"Then three things happened that saved me," Joan says. First, Tony Hall showed up. "He came in while Iron Chef was on the TV over the bar; he made a couple of comments and we talked, but I didn't know who he was. Then he came in the next week, said he was the sous chef at Waves, and we talked about business. I was too terrified to be hopeful.
"Tony has a great reputation. He's a big man, with a big personality and big flavors in his cooking." Tony started as Timothy York's chef on March 1, after revamping the kitchen and creating an ambitious new menu.
The second thing that happened was a loan from a former co-worker, enough to pay the bills for a while.
Finally, Joan's friend Tom Kaiser "took me under his wing," and has been "talking up the restaurant downtown, putting flyers on car windshields" and generally corralling customers.
In addition, performers -- Timothy York's used to have a lot of them -- have been rallying. On First Friday, Ronnie Nyles -- Female Vocalist of the year -- and her drummer, Tina Dimmer -- they go by the name ChixMix -- performed. There wasn't a vacant seat in the house. Every other Sunday afternoon there is karaoke. "Things like that have kept me going," says Joan.

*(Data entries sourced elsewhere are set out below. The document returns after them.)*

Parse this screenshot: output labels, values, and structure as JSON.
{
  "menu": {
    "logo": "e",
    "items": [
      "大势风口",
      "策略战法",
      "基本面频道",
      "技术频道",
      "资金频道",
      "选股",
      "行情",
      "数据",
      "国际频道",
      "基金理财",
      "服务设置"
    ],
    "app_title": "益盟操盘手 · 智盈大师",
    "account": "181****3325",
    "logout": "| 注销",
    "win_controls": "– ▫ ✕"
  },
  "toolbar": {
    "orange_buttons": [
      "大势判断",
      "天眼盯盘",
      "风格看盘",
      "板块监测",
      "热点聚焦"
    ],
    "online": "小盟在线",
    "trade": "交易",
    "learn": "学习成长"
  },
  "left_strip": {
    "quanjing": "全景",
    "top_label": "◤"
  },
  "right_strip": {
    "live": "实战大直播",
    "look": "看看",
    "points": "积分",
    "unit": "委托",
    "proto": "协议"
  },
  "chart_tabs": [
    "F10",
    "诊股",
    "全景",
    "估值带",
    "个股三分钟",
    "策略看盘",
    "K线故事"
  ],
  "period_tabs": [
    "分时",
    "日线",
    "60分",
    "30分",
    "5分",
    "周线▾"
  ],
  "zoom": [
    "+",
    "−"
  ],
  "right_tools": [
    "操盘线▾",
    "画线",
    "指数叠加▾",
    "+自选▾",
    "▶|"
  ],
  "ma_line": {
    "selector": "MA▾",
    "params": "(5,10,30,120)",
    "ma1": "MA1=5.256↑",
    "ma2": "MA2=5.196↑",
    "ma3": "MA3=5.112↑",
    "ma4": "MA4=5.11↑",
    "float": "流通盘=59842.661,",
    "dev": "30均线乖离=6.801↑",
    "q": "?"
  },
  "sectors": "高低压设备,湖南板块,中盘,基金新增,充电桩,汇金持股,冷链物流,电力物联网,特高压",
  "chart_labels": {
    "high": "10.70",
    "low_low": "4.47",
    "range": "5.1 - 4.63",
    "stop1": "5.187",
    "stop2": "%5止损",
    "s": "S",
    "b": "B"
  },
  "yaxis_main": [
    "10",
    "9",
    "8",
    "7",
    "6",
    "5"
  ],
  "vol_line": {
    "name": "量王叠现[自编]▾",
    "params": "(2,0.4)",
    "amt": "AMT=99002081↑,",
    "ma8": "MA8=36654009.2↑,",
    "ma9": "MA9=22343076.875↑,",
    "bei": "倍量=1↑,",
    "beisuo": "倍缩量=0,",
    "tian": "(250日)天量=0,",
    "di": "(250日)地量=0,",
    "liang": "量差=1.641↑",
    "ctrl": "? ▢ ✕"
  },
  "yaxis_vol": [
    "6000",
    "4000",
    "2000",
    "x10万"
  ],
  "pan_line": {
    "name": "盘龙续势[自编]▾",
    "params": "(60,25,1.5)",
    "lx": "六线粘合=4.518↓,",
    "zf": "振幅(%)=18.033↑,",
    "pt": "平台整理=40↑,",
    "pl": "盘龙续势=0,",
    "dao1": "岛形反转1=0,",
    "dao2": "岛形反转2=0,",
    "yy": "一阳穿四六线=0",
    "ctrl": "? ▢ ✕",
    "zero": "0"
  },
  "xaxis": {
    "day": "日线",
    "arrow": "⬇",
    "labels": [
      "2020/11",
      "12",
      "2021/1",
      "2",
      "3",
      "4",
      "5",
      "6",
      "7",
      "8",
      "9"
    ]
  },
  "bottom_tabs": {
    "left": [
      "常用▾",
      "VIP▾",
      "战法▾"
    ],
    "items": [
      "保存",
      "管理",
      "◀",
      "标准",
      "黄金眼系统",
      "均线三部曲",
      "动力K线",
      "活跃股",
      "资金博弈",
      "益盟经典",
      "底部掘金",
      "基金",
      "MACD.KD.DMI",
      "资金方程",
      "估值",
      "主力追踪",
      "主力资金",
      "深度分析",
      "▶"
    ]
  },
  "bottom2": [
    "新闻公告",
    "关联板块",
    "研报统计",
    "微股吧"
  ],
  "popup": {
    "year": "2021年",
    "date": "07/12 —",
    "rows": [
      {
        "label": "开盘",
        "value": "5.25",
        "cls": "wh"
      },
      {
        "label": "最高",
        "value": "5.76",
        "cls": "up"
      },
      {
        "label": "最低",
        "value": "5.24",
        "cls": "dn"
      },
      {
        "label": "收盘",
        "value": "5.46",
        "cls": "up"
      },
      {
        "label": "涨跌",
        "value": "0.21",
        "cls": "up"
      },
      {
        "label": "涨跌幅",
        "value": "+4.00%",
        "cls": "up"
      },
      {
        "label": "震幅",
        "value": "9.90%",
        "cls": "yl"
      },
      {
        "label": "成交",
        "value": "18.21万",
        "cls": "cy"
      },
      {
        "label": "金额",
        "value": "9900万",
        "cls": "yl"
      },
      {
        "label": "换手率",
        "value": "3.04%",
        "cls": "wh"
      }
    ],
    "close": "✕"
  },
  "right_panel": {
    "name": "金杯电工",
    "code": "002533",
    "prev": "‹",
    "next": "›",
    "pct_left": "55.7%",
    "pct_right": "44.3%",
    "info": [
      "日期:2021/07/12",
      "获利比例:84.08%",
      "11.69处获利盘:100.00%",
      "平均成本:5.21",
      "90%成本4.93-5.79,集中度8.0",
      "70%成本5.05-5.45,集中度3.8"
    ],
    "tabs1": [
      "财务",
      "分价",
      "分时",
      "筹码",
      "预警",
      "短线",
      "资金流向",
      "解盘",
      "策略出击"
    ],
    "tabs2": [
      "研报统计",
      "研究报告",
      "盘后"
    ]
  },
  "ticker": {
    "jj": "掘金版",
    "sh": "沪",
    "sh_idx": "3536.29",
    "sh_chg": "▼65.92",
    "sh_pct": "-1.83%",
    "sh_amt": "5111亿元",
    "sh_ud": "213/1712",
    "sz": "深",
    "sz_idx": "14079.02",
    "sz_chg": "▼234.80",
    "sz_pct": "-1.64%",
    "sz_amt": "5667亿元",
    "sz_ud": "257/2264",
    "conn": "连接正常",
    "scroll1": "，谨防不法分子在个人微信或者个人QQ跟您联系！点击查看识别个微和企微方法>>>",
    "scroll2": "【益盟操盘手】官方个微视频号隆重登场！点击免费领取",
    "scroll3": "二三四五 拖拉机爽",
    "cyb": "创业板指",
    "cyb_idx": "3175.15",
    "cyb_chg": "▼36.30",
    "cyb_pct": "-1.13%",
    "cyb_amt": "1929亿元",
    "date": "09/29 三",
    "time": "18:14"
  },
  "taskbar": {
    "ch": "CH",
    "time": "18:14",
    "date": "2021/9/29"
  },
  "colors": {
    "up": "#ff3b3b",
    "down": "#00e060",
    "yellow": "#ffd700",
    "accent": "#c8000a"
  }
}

"Business is better; I'm cautiously optimistic," she says, although Sixth Street construction will have to be weathered. For now, you can still drive right up to Timothy York's front door (East on Seventh, a left on Villa or Park to Sixth and you're there). The Bistro will delay the opening of its outdoor patio until July 3 -- the day construction is scheduled to be finished for the summer.
Joan looks around the place -- after putting down her broom this afternoon to let in a delivery of beer and liquor -- and smiles at the picture of Lory on the piano. "This place is not the same without her. I had to buckle down and make it my own," she says. "In some ways I feel like a traitor... but in others it feels very good."
Timothy York's Bistro, 600 Sixth Street, is open Tuesday through Saturday. Hours are 4-midnight on Tuesday through Thursday; 4 to 2:30 a.m. on Friday and Saturday. The next karaoke Sunday is April 13, from noon to 6 p..m. A Mother's Day brunch and dinner is also being scheduled.